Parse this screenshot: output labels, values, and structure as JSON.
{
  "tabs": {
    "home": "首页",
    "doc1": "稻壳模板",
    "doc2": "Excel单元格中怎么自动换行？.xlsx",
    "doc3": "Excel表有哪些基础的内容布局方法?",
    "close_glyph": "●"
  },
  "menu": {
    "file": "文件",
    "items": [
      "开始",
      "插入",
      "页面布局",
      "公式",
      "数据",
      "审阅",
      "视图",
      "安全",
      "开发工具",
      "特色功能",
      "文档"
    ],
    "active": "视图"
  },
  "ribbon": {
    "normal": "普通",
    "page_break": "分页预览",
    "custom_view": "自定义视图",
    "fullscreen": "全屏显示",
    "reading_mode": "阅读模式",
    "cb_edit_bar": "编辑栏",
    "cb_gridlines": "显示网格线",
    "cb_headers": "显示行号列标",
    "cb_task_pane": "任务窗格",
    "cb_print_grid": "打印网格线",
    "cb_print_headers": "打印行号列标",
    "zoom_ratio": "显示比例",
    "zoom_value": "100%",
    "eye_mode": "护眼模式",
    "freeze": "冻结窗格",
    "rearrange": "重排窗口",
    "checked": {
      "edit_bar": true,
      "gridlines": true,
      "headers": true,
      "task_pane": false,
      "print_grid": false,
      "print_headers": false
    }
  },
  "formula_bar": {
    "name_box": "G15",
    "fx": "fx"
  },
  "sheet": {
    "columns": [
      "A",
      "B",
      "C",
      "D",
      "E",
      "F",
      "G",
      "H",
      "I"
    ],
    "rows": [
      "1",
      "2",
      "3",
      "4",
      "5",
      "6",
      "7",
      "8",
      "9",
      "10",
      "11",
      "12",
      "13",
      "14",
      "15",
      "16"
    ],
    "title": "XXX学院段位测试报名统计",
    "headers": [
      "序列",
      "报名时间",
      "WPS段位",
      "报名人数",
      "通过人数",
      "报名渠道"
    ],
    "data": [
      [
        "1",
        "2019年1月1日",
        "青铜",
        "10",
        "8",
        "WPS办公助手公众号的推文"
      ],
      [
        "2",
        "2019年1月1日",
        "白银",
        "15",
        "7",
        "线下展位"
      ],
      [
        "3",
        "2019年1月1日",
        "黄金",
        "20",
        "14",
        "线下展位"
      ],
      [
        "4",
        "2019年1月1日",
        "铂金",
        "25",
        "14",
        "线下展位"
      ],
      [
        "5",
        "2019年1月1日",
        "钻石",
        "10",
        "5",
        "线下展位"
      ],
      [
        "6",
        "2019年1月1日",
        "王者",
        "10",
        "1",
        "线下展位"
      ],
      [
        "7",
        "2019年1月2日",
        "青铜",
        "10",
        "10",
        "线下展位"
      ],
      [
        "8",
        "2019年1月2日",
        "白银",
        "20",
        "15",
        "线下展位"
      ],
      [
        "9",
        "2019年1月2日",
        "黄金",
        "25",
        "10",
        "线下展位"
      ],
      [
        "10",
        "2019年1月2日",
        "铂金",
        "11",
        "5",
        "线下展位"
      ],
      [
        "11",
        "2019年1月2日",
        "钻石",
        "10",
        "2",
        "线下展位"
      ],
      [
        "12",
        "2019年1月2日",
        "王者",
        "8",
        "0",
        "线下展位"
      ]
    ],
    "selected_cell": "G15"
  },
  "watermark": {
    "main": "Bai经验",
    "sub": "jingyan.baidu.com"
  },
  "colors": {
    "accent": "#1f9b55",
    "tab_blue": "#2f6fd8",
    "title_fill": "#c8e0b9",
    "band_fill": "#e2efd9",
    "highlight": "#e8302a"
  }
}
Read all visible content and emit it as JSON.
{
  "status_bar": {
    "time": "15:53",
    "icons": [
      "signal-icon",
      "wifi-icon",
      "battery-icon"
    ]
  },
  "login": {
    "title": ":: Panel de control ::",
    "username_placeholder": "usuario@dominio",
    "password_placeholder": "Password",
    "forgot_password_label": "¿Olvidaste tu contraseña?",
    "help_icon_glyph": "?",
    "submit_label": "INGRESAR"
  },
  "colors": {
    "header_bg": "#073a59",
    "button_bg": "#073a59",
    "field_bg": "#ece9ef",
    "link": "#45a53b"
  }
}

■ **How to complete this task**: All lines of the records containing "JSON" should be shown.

■ **Your solution**:
Parse this screenshot: output labels, values, and structure as JSON.
Read all visible content and emit it as JSON.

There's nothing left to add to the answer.